THE TASK
In the records below, some lines contain "xlis"; state the number of such lines and nothing else.

[DATASET RECORDS Boundary: Start]

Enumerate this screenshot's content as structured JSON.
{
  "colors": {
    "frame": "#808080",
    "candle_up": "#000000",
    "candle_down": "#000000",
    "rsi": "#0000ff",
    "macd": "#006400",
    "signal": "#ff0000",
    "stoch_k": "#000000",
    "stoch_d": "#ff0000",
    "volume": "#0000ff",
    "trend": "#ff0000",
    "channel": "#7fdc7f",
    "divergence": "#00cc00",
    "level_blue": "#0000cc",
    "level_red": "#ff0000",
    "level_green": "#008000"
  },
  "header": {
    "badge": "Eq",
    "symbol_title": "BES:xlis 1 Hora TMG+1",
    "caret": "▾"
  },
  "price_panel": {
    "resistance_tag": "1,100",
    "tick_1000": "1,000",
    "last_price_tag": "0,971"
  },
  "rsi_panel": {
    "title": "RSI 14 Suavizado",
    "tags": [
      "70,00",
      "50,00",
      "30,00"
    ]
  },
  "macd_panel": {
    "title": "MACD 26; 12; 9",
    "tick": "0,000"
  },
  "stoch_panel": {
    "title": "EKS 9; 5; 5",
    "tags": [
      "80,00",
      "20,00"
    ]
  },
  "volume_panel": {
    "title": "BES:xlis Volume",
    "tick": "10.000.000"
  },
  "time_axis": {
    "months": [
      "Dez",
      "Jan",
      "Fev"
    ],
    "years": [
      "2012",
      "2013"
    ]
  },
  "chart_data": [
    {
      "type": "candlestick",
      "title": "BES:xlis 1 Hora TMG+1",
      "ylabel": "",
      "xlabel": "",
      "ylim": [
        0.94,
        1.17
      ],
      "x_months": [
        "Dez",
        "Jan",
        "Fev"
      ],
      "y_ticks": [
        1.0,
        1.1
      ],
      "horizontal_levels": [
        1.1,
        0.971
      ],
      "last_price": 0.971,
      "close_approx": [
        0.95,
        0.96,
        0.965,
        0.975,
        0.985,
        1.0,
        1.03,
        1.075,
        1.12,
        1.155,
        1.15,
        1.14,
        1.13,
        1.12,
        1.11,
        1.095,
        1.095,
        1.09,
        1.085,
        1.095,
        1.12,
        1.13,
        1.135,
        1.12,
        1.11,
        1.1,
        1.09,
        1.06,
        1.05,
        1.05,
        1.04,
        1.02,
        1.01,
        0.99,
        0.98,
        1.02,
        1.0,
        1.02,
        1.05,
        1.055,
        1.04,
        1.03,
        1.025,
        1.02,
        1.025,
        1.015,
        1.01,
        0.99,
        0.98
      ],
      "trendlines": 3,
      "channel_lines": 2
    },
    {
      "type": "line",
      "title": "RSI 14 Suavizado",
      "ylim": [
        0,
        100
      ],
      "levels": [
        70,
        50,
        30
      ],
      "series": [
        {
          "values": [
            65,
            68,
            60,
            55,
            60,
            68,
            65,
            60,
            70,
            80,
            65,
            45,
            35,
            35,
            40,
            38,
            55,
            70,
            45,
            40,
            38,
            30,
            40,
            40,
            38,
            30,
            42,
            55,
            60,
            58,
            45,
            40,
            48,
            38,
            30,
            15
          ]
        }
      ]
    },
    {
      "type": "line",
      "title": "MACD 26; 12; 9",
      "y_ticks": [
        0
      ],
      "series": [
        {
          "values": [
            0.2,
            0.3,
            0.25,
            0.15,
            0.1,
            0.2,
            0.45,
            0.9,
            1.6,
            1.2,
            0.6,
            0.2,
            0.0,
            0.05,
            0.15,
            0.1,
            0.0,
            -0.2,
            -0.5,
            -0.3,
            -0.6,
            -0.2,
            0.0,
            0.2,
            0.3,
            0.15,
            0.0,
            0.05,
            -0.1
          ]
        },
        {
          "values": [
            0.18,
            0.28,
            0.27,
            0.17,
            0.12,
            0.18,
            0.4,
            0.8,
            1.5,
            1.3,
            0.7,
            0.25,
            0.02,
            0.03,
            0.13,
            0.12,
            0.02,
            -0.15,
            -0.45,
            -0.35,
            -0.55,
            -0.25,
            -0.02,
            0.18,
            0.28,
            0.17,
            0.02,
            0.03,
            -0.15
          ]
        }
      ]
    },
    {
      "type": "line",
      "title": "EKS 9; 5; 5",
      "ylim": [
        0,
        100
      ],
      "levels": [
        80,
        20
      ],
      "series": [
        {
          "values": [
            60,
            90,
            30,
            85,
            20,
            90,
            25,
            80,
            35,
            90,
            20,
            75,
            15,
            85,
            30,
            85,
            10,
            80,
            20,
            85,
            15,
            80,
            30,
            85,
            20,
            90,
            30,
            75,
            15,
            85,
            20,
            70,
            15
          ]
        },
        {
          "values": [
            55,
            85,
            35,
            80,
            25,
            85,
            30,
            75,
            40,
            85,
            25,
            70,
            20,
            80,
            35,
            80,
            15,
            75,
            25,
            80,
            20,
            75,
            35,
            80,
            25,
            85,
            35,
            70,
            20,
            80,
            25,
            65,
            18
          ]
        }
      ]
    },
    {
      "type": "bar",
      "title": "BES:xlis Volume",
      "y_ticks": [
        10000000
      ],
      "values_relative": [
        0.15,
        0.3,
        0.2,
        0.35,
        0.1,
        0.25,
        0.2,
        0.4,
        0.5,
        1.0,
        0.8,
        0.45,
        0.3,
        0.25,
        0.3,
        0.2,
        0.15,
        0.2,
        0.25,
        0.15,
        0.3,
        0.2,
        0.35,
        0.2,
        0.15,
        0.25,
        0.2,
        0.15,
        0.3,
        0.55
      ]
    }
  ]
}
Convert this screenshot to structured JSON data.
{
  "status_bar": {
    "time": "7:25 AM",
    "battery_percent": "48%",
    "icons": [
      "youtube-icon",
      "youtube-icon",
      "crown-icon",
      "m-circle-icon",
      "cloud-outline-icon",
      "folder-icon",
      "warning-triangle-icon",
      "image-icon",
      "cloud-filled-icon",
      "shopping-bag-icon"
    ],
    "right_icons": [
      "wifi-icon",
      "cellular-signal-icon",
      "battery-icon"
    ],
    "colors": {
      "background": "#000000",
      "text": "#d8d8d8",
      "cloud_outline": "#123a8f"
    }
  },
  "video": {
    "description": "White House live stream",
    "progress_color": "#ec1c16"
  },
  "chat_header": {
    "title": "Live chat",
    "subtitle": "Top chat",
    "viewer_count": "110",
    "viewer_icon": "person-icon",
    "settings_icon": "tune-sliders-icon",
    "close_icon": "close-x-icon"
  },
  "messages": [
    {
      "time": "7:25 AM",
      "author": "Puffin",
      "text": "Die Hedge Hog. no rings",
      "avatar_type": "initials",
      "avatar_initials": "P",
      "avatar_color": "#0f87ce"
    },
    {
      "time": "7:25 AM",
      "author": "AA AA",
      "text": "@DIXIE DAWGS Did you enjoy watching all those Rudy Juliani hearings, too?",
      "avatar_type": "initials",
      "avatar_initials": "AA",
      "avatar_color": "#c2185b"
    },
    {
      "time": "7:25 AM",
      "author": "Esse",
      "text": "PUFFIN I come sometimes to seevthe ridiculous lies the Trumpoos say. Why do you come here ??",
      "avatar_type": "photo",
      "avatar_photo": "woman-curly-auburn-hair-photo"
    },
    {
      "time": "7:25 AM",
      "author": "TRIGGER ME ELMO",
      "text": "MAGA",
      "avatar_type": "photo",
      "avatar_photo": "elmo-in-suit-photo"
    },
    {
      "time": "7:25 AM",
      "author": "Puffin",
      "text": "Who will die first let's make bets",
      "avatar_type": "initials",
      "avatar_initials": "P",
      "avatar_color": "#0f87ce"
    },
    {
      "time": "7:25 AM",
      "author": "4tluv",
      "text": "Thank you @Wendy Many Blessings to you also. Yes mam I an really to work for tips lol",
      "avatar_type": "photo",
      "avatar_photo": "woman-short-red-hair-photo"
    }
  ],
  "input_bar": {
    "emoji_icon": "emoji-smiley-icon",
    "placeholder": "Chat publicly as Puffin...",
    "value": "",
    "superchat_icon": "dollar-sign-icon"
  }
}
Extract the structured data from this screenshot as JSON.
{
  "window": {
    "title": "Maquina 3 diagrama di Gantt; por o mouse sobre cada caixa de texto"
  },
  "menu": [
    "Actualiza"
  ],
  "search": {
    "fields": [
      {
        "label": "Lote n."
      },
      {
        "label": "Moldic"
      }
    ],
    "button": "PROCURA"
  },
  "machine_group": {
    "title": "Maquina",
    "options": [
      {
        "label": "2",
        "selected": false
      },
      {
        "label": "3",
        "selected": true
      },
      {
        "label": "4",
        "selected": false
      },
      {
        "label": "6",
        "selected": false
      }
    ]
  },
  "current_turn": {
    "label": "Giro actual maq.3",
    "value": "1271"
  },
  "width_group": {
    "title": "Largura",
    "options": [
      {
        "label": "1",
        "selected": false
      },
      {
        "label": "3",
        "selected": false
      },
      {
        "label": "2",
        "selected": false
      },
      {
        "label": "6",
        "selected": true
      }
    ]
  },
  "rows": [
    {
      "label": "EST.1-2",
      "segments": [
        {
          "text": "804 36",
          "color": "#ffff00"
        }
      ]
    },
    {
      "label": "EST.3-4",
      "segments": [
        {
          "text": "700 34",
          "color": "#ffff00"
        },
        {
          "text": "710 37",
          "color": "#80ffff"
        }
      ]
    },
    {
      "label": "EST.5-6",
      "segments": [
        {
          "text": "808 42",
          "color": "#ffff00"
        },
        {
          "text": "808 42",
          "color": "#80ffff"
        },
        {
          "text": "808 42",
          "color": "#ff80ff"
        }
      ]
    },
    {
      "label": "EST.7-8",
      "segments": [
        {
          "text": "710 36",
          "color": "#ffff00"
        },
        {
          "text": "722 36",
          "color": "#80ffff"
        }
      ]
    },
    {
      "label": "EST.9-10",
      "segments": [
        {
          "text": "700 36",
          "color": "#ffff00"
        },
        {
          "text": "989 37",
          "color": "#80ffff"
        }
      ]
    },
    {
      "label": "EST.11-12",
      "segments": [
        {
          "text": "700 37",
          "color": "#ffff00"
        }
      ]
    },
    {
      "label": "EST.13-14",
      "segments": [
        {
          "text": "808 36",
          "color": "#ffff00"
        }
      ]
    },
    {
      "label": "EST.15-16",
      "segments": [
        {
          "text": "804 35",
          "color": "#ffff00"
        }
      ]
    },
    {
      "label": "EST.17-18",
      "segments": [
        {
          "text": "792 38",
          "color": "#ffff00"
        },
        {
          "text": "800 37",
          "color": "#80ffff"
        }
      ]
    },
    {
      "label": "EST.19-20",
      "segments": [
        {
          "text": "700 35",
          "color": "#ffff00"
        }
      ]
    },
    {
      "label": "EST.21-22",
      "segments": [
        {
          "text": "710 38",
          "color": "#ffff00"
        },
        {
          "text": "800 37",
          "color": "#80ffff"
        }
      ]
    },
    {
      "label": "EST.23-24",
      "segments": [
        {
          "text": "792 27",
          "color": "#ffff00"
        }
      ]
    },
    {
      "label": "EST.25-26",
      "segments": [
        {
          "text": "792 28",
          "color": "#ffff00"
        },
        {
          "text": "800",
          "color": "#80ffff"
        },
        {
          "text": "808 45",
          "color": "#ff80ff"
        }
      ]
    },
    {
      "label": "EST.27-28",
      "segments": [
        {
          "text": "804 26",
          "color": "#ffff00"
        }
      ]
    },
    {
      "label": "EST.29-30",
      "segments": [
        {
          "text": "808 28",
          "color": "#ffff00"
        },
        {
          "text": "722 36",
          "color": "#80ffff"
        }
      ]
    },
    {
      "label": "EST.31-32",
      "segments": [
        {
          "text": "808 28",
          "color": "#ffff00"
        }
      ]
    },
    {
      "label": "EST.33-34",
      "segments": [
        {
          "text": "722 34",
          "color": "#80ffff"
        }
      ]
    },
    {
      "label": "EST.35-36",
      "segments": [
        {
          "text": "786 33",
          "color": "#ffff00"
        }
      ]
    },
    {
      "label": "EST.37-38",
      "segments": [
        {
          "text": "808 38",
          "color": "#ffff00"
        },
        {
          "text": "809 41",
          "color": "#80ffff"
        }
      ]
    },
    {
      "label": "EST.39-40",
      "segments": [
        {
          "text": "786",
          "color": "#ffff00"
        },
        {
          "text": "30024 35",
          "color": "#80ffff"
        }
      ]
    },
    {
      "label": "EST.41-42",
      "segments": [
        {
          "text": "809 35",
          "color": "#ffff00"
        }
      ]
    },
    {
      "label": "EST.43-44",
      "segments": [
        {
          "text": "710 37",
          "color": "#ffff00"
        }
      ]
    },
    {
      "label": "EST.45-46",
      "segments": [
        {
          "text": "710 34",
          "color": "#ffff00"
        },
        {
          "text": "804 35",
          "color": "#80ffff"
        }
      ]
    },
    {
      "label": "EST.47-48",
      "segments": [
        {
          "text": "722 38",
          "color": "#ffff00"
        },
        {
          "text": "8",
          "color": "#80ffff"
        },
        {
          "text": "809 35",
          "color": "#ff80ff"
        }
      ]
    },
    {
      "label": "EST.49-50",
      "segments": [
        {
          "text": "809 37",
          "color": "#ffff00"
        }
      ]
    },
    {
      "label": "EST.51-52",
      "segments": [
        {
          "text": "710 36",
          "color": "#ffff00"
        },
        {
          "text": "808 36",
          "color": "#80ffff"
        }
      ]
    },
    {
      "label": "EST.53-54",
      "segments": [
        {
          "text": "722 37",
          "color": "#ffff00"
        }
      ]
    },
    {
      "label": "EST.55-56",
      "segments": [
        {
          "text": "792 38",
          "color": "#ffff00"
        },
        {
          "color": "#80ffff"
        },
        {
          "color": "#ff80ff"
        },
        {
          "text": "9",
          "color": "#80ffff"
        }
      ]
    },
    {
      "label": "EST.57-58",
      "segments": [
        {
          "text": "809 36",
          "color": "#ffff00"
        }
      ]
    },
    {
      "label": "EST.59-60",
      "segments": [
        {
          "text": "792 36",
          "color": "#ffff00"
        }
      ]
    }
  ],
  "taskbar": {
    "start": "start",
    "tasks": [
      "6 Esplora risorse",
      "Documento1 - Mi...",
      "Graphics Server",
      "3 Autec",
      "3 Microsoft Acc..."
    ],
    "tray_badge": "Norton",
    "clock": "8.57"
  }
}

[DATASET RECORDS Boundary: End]

RESPONSE TO THIS TASK
4